The history of St. Thaddeus is closely tied with that of Aiken. Aiken is a planned town, laid out in the 1830’s by the South Carolina Canal and Railroad Co. at the peak of the railroad grade from the Savannah River valley to the plateau of the South Carolina sand hills. The plan reserved land for churches, one of which was St. Thaddeus. (The South Carolina Railroad, the first long line in the U. S., connected Charleston with Hamburg, across the Savannah River from Augusta, Georgia.)
Aiken grew slowly over the years from whistlestop to county seat, and in the years between Reconstruction and the First World War became a popular winter resort for equestrian sports. Beginning in 1950 the construction of the Savannah River nuclear project twelve miles to the south substantially changed Aiken’s character, greatly enlarging both the population and commercial activities. Other manufacturing and distributing businesses have followed. Aiken County now has a population of 120,000 people, of whom a third or more live in reasonably close proximity to Aiken; a branch of the University of South Carolina; and a large technical school.

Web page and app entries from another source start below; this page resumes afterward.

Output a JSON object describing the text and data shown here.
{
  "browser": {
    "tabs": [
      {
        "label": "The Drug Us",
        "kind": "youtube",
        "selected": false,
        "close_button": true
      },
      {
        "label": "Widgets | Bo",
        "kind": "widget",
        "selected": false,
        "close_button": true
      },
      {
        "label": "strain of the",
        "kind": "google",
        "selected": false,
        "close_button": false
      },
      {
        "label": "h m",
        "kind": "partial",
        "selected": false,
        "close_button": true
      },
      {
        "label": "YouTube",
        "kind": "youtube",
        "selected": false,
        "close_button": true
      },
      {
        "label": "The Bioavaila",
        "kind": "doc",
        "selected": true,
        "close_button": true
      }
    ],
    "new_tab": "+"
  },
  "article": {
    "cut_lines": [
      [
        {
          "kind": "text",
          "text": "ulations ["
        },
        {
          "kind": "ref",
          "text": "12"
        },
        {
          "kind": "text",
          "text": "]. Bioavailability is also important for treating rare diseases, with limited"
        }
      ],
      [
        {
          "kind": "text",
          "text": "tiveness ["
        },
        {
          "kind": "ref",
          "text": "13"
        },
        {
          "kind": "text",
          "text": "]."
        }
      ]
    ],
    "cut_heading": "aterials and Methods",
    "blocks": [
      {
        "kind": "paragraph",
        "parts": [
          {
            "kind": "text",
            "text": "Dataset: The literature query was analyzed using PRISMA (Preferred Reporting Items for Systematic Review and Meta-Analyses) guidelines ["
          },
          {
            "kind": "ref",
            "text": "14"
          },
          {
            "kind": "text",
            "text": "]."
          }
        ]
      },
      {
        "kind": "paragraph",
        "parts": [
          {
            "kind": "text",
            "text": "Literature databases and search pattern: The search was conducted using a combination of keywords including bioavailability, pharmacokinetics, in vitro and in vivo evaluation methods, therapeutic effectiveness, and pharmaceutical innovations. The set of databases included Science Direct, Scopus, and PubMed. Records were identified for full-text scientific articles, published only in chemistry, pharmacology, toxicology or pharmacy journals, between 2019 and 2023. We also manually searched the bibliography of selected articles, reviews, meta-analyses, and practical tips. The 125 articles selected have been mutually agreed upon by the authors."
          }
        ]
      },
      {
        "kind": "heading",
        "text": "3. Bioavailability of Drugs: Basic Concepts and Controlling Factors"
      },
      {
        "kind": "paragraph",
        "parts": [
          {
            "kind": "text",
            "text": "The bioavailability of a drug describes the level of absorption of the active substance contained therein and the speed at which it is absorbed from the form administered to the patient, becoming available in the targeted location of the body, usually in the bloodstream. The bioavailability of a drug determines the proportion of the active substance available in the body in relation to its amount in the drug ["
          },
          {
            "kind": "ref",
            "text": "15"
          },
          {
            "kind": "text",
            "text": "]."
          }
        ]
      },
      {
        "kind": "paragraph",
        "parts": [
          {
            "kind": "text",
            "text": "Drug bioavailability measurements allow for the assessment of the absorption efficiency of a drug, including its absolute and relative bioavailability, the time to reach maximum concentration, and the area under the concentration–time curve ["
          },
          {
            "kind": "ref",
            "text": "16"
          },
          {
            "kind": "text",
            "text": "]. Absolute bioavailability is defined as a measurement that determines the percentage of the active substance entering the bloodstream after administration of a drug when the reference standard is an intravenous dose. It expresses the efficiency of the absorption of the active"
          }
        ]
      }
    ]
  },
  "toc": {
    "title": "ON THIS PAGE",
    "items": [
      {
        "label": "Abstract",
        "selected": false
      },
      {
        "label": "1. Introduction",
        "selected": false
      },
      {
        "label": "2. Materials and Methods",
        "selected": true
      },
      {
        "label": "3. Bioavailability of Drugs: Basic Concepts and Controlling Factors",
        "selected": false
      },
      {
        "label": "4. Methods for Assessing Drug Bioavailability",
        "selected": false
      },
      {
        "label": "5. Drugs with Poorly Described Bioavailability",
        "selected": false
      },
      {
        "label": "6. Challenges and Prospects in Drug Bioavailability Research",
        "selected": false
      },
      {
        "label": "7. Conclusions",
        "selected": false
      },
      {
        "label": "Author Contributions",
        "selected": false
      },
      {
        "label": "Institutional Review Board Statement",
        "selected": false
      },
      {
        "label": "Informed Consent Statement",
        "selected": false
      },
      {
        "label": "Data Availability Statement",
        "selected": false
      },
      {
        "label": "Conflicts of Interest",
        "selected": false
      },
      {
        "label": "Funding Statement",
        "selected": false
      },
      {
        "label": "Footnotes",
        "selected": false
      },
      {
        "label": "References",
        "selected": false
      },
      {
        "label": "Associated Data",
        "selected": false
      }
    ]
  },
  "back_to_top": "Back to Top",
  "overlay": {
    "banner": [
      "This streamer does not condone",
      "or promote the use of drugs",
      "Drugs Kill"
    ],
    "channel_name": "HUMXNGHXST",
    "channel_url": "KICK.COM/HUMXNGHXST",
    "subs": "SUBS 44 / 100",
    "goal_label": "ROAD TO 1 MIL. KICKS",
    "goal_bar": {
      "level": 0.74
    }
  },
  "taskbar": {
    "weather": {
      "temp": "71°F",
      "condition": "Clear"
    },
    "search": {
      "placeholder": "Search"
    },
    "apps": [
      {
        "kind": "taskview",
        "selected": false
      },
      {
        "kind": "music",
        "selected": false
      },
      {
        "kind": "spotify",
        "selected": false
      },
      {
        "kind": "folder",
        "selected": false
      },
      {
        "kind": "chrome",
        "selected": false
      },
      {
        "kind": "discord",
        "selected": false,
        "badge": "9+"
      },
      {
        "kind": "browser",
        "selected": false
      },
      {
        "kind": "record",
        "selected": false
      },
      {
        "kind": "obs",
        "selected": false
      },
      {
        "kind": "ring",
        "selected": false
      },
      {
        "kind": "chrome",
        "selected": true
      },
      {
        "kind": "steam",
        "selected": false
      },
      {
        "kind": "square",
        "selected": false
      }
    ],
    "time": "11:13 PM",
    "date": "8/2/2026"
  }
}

Although Aiken has acquired a substantial base of commerce and industry, we also retain much of our heritage. A wooded equestrian park covering more than two square miles comes nearly to the center of town, and the training of racehorses during the winter months is a substantial activity. Trial horse races (steeplechase, harness, and flat racing) are held each March, and a second steeplechase is conducted in the fall. Polo is also played through the cooler months. Our climate permits golf to be played year-round. There are seven excellent courses in or around Aiken, and several more elsewhere in the county.
St. Thaddeus Church was founded and its cornerstone laid on September 5, 1842. This original building is the basis of our present church. During much of the 19th Century there were few resident communicants, but the church was maintained by Charlestonians who fled to this area in the feverish summers. The Vicar supported himself through missionary work and a variety of business interests. After the fall of the Confederacy there was even less money, and a part of the property had to be sold. Gradually, with the growth of Aiken and the influx of winter visitors, the Parish recovered. The greatest growth has been since 1950. St. Thaddeus today is a large Parish, active in many areas, as shown by the Activities page.
Over time the Parish buildings have been augmented. The Cornish Memorial Chapel was built near the church in 1888, and it has been enlarged three times in this century. A major renovation in 1995 has recreated the original chapel while providing modern offices and Christian Education facilities. Parish activities other than worship are now conducted in the Stevenson-McClelland Building, built in 1993 on the southeast side of our block. It contains large and small meeting rooms, classrooms, and a gymnasium. The church itself was remodeled and extended in 1926. The Mead Hall School facilities were added in 1961, and have been augmented with the purchase of additional property on the west side of the block. We have almost expanded back into the block that was originally given us.
A recent book, St. Thaddeus of Aiken, a Church and its City, provides many details and photographs of the history of both St. Thaddeus and Aiken. It is available through the St. Thaddeus Bookstore.